Unfortunately for those of us present at the session and those of you reading this blog, the AAAS does not automatically make the presentations available (either posting them online or as hardcopy handouts), so I cannot direct you to the source materials just yet. I can, however, suggest you visit a related workshop on the same theme that was held in Venice, Italy, in October 2006. That event was kind of a dry run of the AAAS event and included some of the same participants. Background papers used in that workshop can be found at: http://www.cid.harvard.edu/sustsci/workshops/06sanservolo/index.html
John Holdren, the AAAS President, finished off the session with a presentation on “Sustainability Science: The Way Forward”. He argued that the most important ingredient missing at present is an integrated understanding of what he called an “an agreed map”. What does exist is an understanding and appreciation of the need for research that is interdisciplinary, intersectoral and integrative (across disciplines and scales) to help us think systematically about parts of the terrain that still need to be settled and those we have some confidence in. He noted that there are now numerous initiatives underway to link key institutions and efforts to create a more complete and up-to-date “map”, including:
· The Forum on Science and Innovation for Sustainable Development (mentioned earlier)
· A new Sustainability Science section in the Proceedings of the National Academy of Sciences
· A new initiative of the US National Science Foundation on Human-Environment Systems
· An upcoming symposium of the International Union of Biological Sciences on “Biological Sciences for the 21st Century: Meeting the Challenges of Sustainable Development in an Era of Global Change”
· AAAS Roundtable on Sustainability Science Programs (discussed below)
In closing, Holdren posed a set of questions to the audience, including:
· How to make participation a key element of these processes? (in response, he mentioned again the idea of scientists committing to tithe 10% of their time to working directly with the people we want to help; joining committees that matter; etc.)
· How to bring about the genuine “co-production” of knowledge with both local people and decision-makers (in order to learn from them and inform and influence policy and practice)?

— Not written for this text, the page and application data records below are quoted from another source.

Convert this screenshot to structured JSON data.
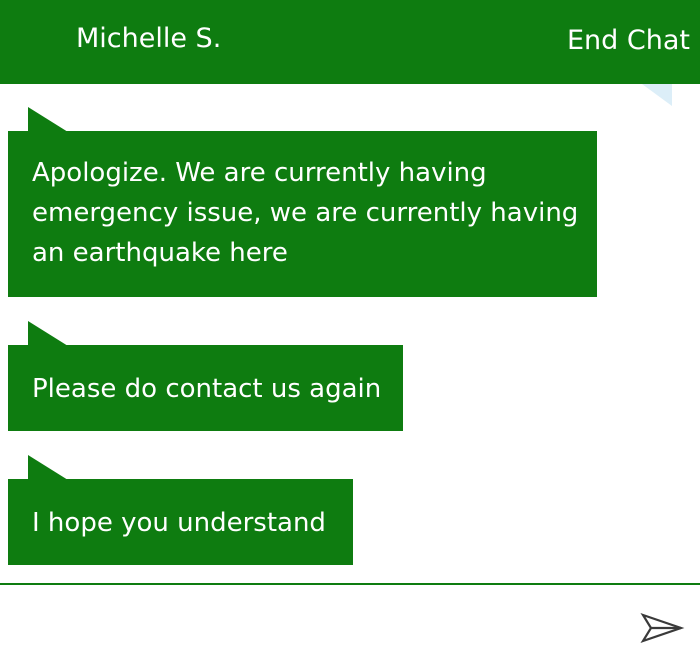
{
  "header": {
    "agent_name": "Michelle S.",
    "end_chat_label": "End Chat"
  },
  "messages": [
    {
      "lines": [
        "Apologize. We are currently having",
        "emergency issue, we are currently having",
        "an earthquake here"
      ]
    },
    {
      "lines": [
        "Please do contact us again"
      ]
    },
    {
      "lines": [
        "I hope you understand"
      ]
    }
  ],
  "composer": {
    "value": "",
    "send_icon": "send-icon"
  },
  "colors": {
    "accent": "#0e7c10",
    "background": "#ffffff",
    "corner_tab": "#dceef8"
  }
}
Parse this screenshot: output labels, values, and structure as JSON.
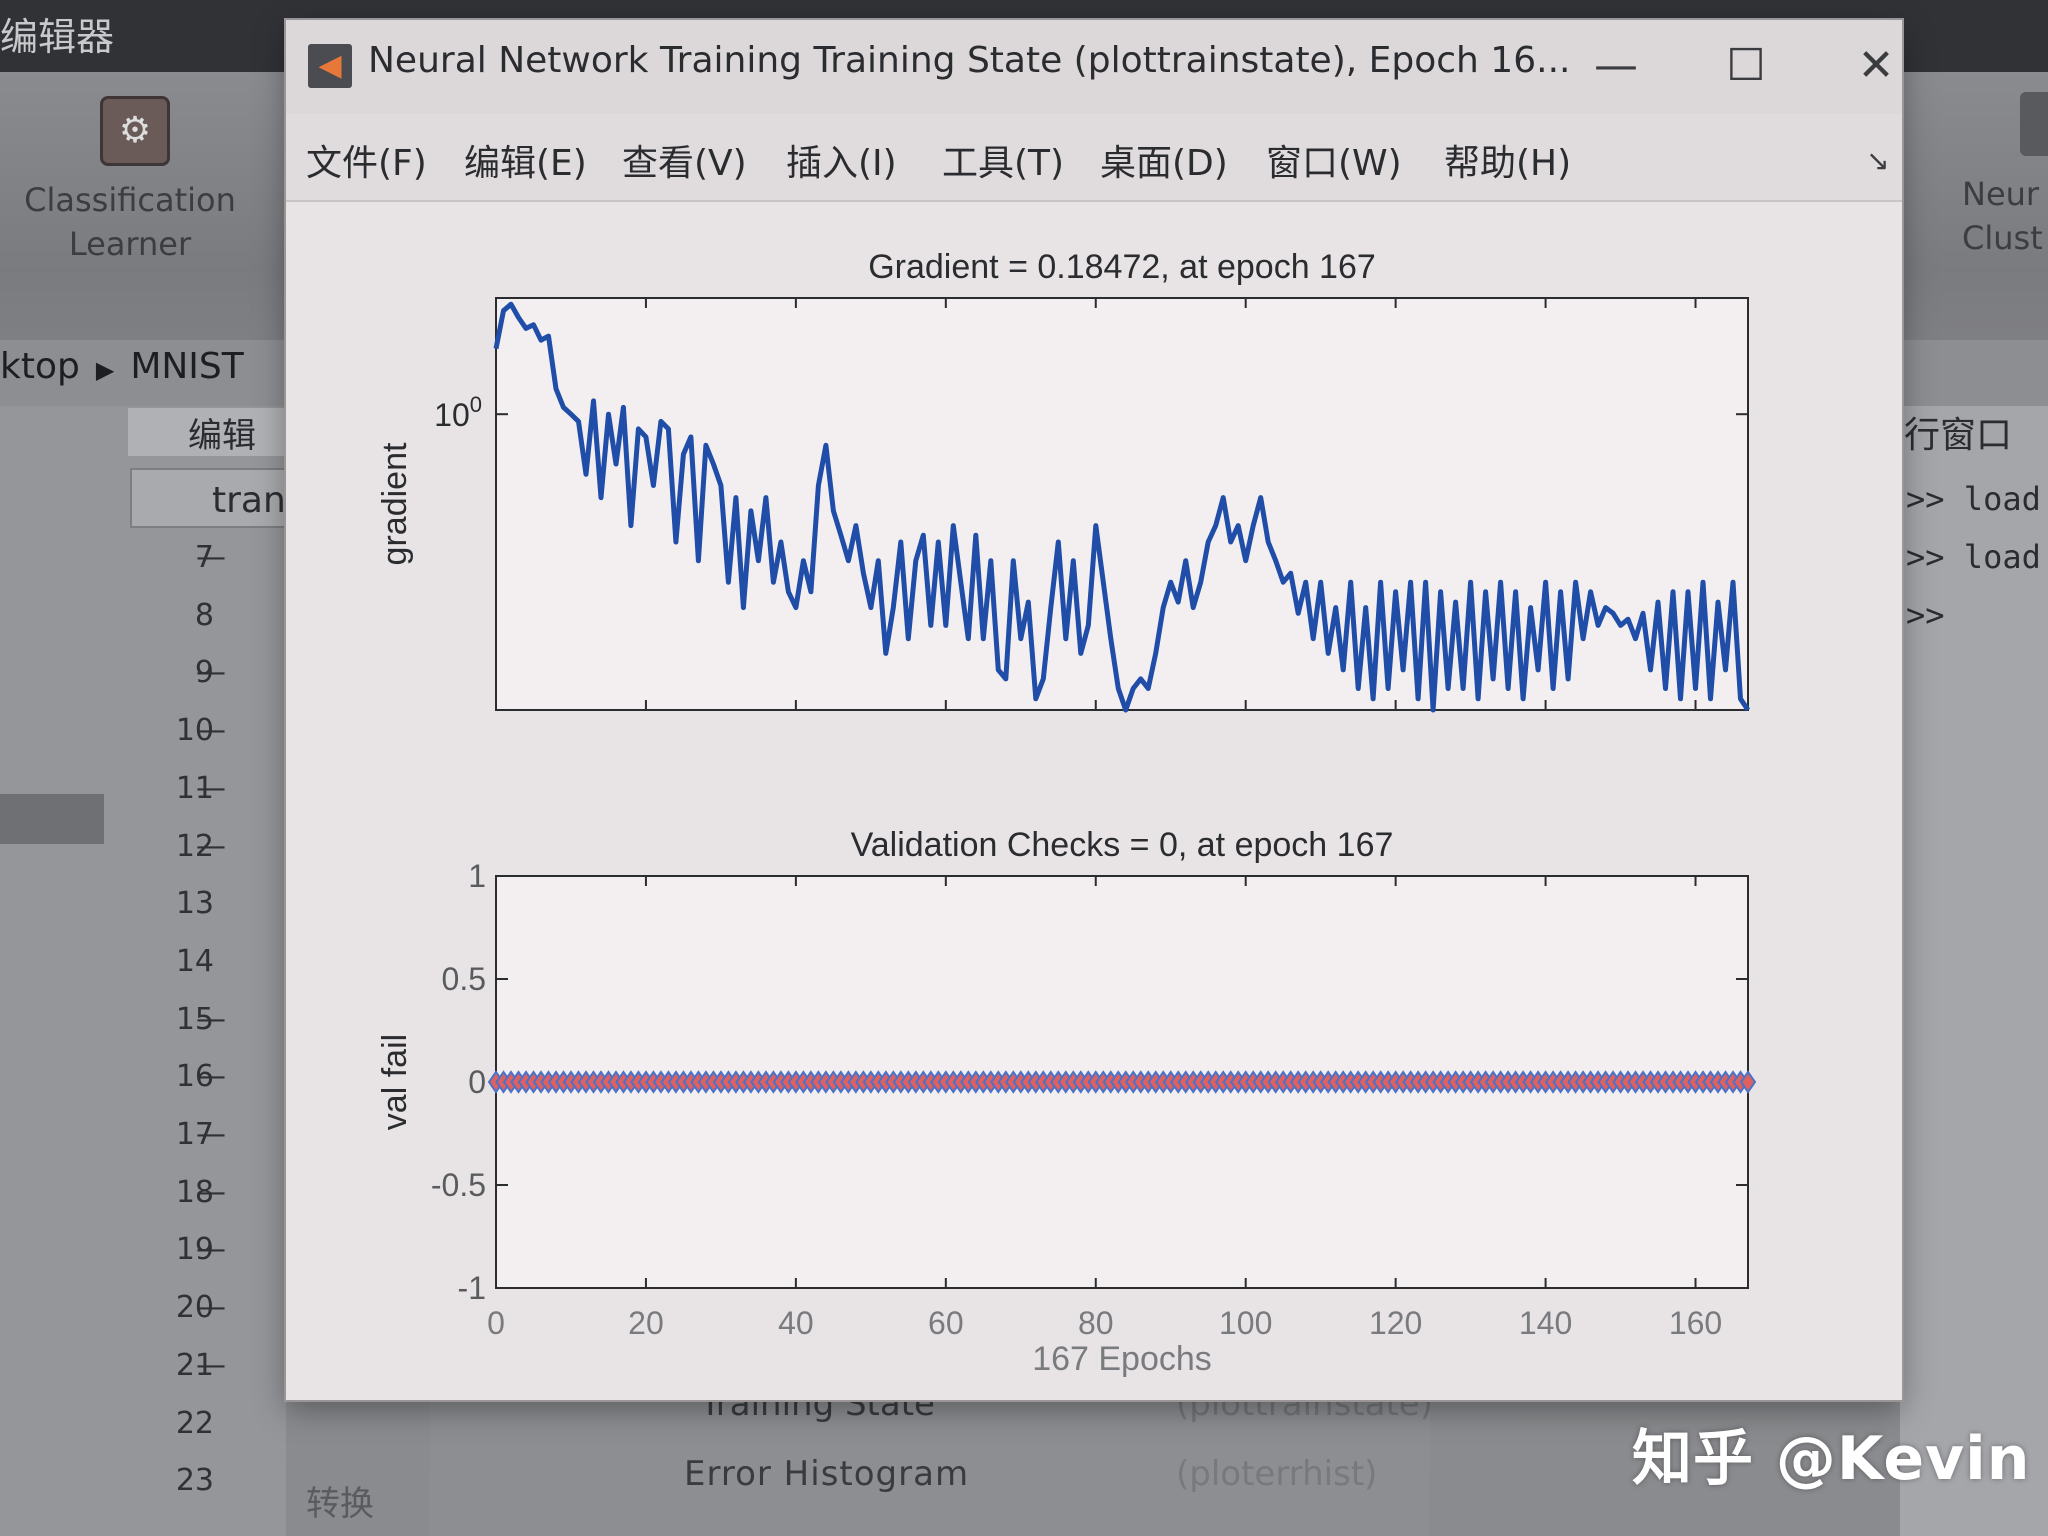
{
  "background": {
    "top_title": "编辑器",
    "toolstrip": {
      "classification_learner": {
        "icon": "classification-learner-icon",
        "label_line1": "Classification",
        "label_line2": "Learner"
      },
      "neural_clustering": {
        "icon": "neural-clustering-icon",
        "label_line1": "Neur",
        "label_line2": "Clust"
      }
    },
    "path": {
      "part1": "ktop",
      "part2": "MNIST"
    },
    "editor": {
      "tab_label": "编辑器",
      "file_tab": "tran",
      "line_numbers": [
        "7",
        "8",
        "9",
        "10",
        "11",
        "12",
        "13",
        "14",
        "15",
        "16",
        "17",
        "18",
        "19",
        "20",
        "21",
        "22",
        "23"
      ]
    },
    "command_window": {
      "title": "行窗口",
      "lines": [
        ">> load",
        ">> load",
        ">>"
      ]
    },
    "table": {
      "row1_col1": "Training State",
      "row1_col2": "(plottrainstate)",
      "row2_col1": "Error Histogram",
      "row2_col2": "(ploterrhist)"
    },
    "convert_label": "转换",
    "watermark": "知乎 @Kevin"
  },
  "window": {
    "title": "Neural Network Training Training State (plottrainstate), Epoch 16...",
    "minimize_label": "—",
    "maximize_label": "☐",
    "close_label": "✕",
    "menus": [
      "文件(F)",
      "编辑(E)",
      "查看(V)",
      "插入(I)",
      "工具(T)",
      "桌面(D)",
      "窗口(W)",
      "帮助(H)"
    ],
    "colors": {
      "line": "#1f4da8",
      "marker_fill": "#e06060",
      "marker_edge": "#4a73c8"
    }
  },
  "chart_data": [
    {
      "type": "line",
      "title": "Gradient = 0.18472, at epoch 167",
      "ylabel": "gradient",
      "xlabel": "",
      "yscale": "log",
      "xlim": [
        0,
        167
      ],
      "ylim": [
        0.12,
        2.3
      ],
      "y_tick_label": "10",
      "y_tick_exponent": "0",
      "x": [
        0,
        1,
        2,
        3,
        4,
        5,
        6,
        7,
        8,
        9,
        10,
        11,
        12,
        13,
        14,
        15,
        16,
        17,
        18,
        19,
        20,
        21,
        22,
        23,
        24,
        25,
        26,
        27,
        28,
        29,
        30,
        31,
        32,
        33,
        34,
        35,
        36,
        37,
        38,
        39,
        40,
        41,
        42,
        43,
        44,
        45,
        46,
        47,
        48,
        49,
        50,
        51,
        52,
        53,
        54,
        55,
        56,
        57,
        58,
        59,
        60,
        61,
        62,
        63,
        64,
        65,
        66,
        67,
        68,
        69,
        70,
        71,
        72,
        73,
        74,
        75,
        76,
        77,
        78,
        79,
        80,
        81,
        82,
        83,
        84,
        85,
        86,
        87,
        88,
        89,
        90,
        91,
        92,
        93,
        94,
        95,
        96,
        97,
        98,
        99,
        100,
        101,
        102,
        103,
        104,
        105,
        106,
        107,
        108,
        109,
        110,
        111,
        112,
        113,
        114,
        115,
        116,
        117,
        118,
        119,
        120,
        121,
        122,
        123,
        124,
        125,
        126,
        127,
        128,
        129,
        130,
        131,
        132,
        133,
        134,
        135,
        136,
        137,
        138,
        139,
        140,
        141,
        142,
        143,
        144,
        145,
        146,
        147,
        148,
        149,
        150,
        151,
        152,
        153,
        154,
        155,
        156,
        157,
        158,
        159,
        160,
        161,
        162,
        163,
        164,
        165,
        166,
        167
      ],
      "series": [
        {
          "name": "",
          "values": [
            1.6,
            2.1,
            2.2,
            2.0,
            1.85,
            1.9,
            1.7,
            1.75,
            1.2,
            1.05,
            1.0,
            0.95,
            0.65,
            1.1,
            0.55,
            1.0,
            0.7,
            1.05,
            0.45,
            0.9,
            0.85,
            0.6,
            0.95,
            0.9,
            0.4,
            0.75,
            0.85,
            0.35,
            0.8,
            0.7,
            0.6,
            0.3,
            0.55,
            0.25,
            0.5,
            0.35,
            0.55,
            0.3,
            0.4,
            0.28,
            0.25,
            0.35,
            0.28,
            0.6,
            0.8,
            0.5,
            0.42,
            0.35,
            0.45,
            0.32,
            0.25,
            0.35,
            0.18,
            0.25,
            0.4,
            0.2,
            0.35,
            0.42,
            0.22,
            0.4,
            0.22,
            0.45,
            0.3,
            0.2,
            0.42,
            0.2,
            0.35,
            0.16,
            0.15,
            0.35,
            0.2,
            0.26,
            0.13,
            0.15,
            0.25,
            0.4,
            0.2,
            0.35,
            0.18,
            0.22,
            0.45,
            0.3,
            0.2,
            0.14,
            0.12,
            0.14,
            0.15,
            0.14,
            0.18,
            0.25,
            0.3,
            0.26,
            0.35,
            0.25,
            0.3,
            0.4,
            0.45,
            0.55,
            0.4,
            0.45,
            0.35,
            0.45,
            0.55,
            0.4,
            0.35,
            0.3,
            0.32,
            0.24,
            0.3,
            0.2,
            0.3,
            0.18,
            0.25,
            0.16,
            0.3,
            0.14,
            0.25,
            0.13,
            0.3,
            0.14,
            0.28,
            0.16,
            0.3,
            0.13,
            0.3,
            0.12,
            0.28,
            0.14,
            0.26,
            0.14,
            0.3,
            0.13,
            0.28,
            0.15,
            0.3,
            0.14,
            0.28,
            0.13,
            0.25,
            0.16,
            0.3,
            0.14,
            0.28,
            0.15,
            0.3,
            0.2,
            0.28,
            0.22,
            0.25,
            0.24,
            0.22,
            0.23,
            0.2,
            0.24,
            0.16,
            0.26,
            0.14,
            0.28,
            0.13,
            0.28,
            0.14,
            0.3,
            0.13,
            0.26,
            0.16,
            0.3,
            0.13,
            0.12
          ]
        }
      ]
    },
    {
      "type": "scatter",
      "title": "Validation Checks = 0, at epoch 167",
      "ylabel": "val fail",
      "xlabel": "167 Epochs",
      "xlim": [
        0,
        167
      ],
      "ylim": [
        -1,
        1
      ],
      "x_ticks": [
        0,
        20,
        40,
        60,
        80,
        100,
        120,
        140,
        160
      ],
      "y_ticks": [
        -1,
        -0.5,
        0,
        0.5,
        1
      ],
      "marker": "diamond",
      "series": [
        {
          "name": "",
          "value": 0,
          "epochs": 168
        }
      ]
    }
  ]
}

· How to develop a common language to help communicate the complexity and dynamic nature of sustainability science while ensuring we can identify practical and effective approaches and applications (for this, he said, we should learn from other applied sciences)?